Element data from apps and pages
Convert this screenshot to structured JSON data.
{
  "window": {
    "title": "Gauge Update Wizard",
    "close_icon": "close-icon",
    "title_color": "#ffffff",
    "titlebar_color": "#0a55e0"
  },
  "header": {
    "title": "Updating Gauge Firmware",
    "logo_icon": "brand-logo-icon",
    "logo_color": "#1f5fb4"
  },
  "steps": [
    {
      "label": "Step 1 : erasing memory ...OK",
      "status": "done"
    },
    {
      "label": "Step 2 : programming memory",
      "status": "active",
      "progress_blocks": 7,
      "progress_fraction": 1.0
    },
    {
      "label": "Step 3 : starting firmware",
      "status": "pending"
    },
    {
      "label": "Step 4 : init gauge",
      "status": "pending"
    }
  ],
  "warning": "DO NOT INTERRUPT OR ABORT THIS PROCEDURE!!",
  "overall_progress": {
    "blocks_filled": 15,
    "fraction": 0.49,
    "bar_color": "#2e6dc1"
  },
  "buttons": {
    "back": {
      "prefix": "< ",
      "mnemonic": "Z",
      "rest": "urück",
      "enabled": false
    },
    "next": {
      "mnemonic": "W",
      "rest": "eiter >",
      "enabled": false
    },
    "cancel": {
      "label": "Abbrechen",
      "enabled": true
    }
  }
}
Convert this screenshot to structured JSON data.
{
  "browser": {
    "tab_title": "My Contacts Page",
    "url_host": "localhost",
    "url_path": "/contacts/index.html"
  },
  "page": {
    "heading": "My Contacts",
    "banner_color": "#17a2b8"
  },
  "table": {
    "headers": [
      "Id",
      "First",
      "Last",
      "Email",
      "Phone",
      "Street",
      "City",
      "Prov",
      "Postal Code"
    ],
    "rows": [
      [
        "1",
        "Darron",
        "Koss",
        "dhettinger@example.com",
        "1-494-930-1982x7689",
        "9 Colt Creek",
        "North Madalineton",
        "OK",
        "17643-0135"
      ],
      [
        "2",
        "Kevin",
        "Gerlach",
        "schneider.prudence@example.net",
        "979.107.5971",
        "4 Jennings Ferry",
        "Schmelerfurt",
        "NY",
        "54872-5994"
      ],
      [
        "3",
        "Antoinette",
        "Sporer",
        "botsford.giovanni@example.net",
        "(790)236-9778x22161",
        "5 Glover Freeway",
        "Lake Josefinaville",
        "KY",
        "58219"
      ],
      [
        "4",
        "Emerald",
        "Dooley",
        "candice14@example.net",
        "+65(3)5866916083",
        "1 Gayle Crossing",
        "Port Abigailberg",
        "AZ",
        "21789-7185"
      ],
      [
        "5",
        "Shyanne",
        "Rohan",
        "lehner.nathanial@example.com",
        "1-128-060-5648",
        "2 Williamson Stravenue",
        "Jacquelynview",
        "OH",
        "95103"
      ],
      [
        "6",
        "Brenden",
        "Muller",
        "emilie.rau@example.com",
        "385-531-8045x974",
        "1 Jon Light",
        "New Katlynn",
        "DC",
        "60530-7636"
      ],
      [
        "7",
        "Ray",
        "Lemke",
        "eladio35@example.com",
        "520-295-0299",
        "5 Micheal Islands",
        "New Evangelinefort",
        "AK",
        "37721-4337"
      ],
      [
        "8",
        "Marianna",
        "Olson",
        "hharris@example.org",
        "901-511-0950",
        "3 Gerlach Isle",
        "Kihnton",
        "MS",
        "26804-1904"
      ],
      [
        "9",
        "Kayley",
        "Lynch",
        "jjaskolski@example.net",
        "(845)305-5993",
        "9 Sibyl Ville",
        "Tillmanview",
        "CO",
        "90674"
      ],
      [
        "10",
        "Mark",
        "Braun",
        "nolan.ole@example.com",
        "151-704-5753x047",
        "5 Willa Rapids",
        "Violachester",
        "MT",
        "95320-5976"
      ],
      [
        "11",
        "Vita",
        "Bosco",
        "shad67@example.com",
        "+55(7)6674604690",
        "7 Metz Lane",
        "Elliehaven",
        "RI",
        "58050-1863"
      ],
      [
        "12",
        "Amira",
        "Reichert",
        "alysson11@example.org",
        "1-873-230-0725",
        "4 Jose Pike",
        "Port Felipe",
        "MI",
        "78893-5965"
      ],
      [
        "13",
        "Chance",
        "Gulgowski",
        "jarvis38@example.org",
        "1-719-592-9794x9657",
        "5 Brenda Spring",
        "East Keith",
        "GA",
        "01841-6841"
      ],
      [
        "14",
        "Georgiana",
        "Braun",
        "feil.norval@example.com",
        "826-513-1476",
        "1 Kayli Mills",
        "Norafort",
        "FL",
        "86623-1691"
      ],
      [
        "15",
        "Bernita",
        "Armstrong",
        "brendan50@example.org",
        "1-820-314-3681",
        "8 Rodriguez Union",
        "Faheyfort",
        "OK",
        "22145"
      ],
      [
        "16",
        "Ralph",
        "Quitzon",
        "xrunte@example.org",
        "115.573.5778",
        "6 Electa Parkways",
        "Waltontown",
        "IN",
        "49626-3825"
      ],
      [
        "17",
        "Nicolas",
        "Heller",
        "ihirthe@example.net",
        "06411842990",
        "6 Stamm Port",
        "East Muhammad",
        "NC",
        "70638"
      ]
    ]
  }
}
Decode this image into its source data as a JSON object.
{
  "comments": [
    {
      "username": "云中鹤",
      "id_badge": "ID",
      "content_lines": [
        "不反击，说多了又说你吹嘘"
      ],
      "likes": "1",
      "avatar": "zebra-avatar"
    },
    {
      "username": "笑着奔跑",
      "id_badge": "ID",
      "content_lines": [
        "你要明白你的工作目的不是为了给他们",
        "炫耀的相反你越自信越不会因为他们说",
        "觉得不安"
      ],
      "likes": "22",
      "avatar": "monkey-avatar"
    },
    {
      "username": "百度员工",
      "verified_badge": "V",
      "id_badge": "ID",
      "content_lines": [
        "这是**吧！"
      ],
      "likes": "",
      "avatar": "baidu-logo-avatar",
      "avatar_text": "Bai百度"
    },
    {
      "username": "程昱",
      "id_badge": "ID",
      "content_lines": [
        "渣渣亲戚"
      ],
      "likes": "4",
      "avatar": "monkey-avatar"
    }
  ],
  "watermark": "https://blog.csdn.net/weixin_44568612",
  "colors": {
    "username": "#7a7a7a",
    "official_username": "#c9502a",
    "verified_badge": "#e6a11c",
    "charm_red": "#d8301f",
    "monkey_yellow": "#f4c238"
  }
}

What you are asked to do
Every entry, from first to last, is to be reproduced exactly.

Expected answer
Convert this screenshot to structured JSON data.
{
  "window": {
    "title": "Gauge Update Wizard",
    "close_icon": "close-icon",
    "title_color": "#ffffff",
    "titlebar_color": "#0a55e0"
  },
  "header": {
    "title": "Updating Gauge Firmware",
    "logo_icon": "brand-logo-icon",
    "logo_color": "#1f5fb4"
  },
  "steps": [
    {
      "label": "Step 1 : erasing memory ...OK",
      "status": "done"
    },
    {
      "label": "Step 2 : programming memory",
      "status": "active",
      "progress_blocks": 7,
      "progress_fraction": 1.0
    },
    {
      "label": "Step 3 : starting firmware",
      "status": "pending"
    },
    {
      "label": "Step 4 : init gauge",
      "status": "pending"
    }
  ],
  "warning": "DO NOT INTERRUPT OR ABORT THIS PROCEDURE!!",
  "overall_progress": {
    "blocks_filled": 15,
    "fraction": 0.49,
    "bar_color": "#2e6dc1"
  },
  "buttons": {
    "back": {
      "prefix": "< ",
      "mnemonic": "Z",
      "rest": "urück",
      "enabled": false
    },
    "next": {
      "mnemonic": "W",
      "rest": "eiter >",
      "enabled": false
    },
    "cancel": {
      "label": "Abbrechen",
      "enabled": true
    }
  }
}
Convert this screenshot to structured JSON data.
{
  "browser": {
    "tab_title": "My Contacts Page",
    "url_host": "localhost",
    "url_path": "/contacts/index.html"
  },
  "page": {
    "heading": "My Contacts",
    "banner_color": "#17a2b8"
  },
  "table": {
    "headers": [
      "Id",
      "First",
      "Last",
      "Email",
      "Phone",
      "Street",
      "City",
      "Prov",
      "Postal Code"
    ],
    "rows": [
      [
        "1",
        "Darron",
        "Koss",
        "dhettinger@example.com",
        "1-494-930-1982x7689",
        "9 Colt Creek",
        "North Madalineton",
        "OK",
        "17643-0135"
      ],
      [
        "2",
        "Kevin",
        "Gerlach",
        "schneider.prudence@example.net",
        "979.107.5971",
        "4 Jennings Ferry",
        "Schmelerfurt",
        "NY",
        "54872-5994"
      ],
      [
        "3",
        "Antoinette",
        "Sporer",
        "botsford.giovanni@example.net",
        "(790)236-9778x22161",
        "5 Glover Freeway",
        "Lake Josefinaville",
        "KY",
        "58219"
      ],
      [
        "4",
        "Emerald",
        "Dooley",
        "candice14@example.net",
        "+65(3)5866916083",
        "1 Gayle Crossing",
        "Port Abigailberg",
        "AZ",
        "21789-7185"
      ],
      [
        "5",
        "Shyanne",
        "Rohan",
        "lehner.nathanial@example.com",
        "1-128-060-5648",
        "2 Williamson Stravenue",
        "Jacquelynview",
        "OH",
        "95103"
      ],
      [
        "6",
        "Brenden",
        "Muller",
        "emilie.rau@example.com",
        "385-531-8045x974",
        "1 Jon Light",
        "New Katlynn",
        "DC",
        "60530-7636"
      ],
      [
        "7",
        "Ray",
        "Lemke",
        "eladio35@example.com",
        "520-295-0299",
        "5 Micheal Islands",
        "New Evangelinefort",
        "AK",
        "37721-4337"
      ],
      [
        "8",
        "Marianna",
        "Olson",
        "hharris@example.org",
        "901-511-0950",
        "3 Gerlach Isle",
        "Kihnton",
        "MS",
        "26804-1904"
      ],
      [
        "9",
        "Kayley",
        "Lynch",
        "jjaskolski@example.net",
        "(845)305-5993",
        "9 Sibyl Ville",
        "Tillmanview",
        "CO",
        "90674"
      ],
      [
        "10",
        "Mark",
        "Braun",
        "nolan.ole@example.com",
        "151-704-5753x047",
        "5 Willa Rapids",
        "Violachester",
        "MT",
        "95320-5976"
      ],
      [
        "11",
        "Vita",
        "Bosco",
        "shad67@example.com",
        "+55(7)6674604690",
        "7 Metz Lane",
        "Elliehaven",
        "RI",
        "58050-1863"
      ],
      [
        "12",
        "Amira",
        "Reichert",
        "alysson11@example.org",
        "1-873-230-0725",
        "4 Jose Pike",
        "Port Felipe",
        "MI",
        "78893-5965"
      ],
      [
        "13",
        "Chance",
        "Gulgowski",
        "jarvis38@example.org",
        "1-719-592-9794x9657",
        "5 Brenda Spring",
        "East Keith",
        "GA",
        "01841-6841"
      ],
      [
        "14",
        "Georgiana",
        "Braun",
        "feil.norval@example.com",
        "826-513-1476",
        "1 Kayli Mills",
        "Norafort",
        "FL",
        "86623-1691"
      ],
      [
        "15",
        "Bernita",
        "Armstrong",
        "brendan50@example.org",
        "1-820-314-3681",
        "8 Rodriguez Union",
        "Faheyfort",
        "OK",
        "22145"
      ],
      [
        "16",
        "Ralph",
        "Quitzon",
        "xrunte@example.org",
        "115.573.5778",
        "6 Electa Parkways",
        "Waltontown",
        "IN",
        "49626-3825"
      ],
      [
        "17",
        "Nicolas",
        "Heller",
        "ihirthe@example.net",
        "06411842990",
        "6 Stamm Port",
        "East Muhammad",
        "NC",
        "70638"
      ]
    ]
  }
}
Decode this image into its source data as a JSON object.
{
  "comments": [
    {
      "username": "云中鹤",
      "id_badge": "ID",
      "content_lines": [
        "不反击，说多了又说你吹嘘"
      ],
      "likes": "1",
      "avatar": "zebra-avatar"
    },
    {
      "username": "笑着奔跑",
      "id_badge": "ID",
      "content_lines": [
        "你要明白你的工作目的不是为了给他们",
        "炫耀的相反你越自信越不会因为他们说",
        "觉得不安"
      ],
      "likes": "22",
      "avatar": "monkey-avatar"
    },
    {
      "username": "百度员工",
      "verified_badge": "V",
      "id_badge": "ID",
      "content_lines": [
        "这是**吧！"
      ],
      "likes": "",
      "avatar": "baidu-logo-avatar",
      "avatar_text": "Bai百度"
    },
    {
      "username": "程昱",
      "id_badge": "ID",
      "content_lines": [
        "渣渣亲戚"
      ],
      "likes": "4",
      "avatar": "monkey-avatar"
    }
  ],
  "watermark": "https://blog.csdn.net/weixin_44568612",
  "colors": {
    "username": "#7a7a7a",
    "official_username": "#c9502a",
    "verified_badge": "#e6a11c",
    "charm_red": "#d8301f",
    "monkey_yellow": "#f4c238"
  }
}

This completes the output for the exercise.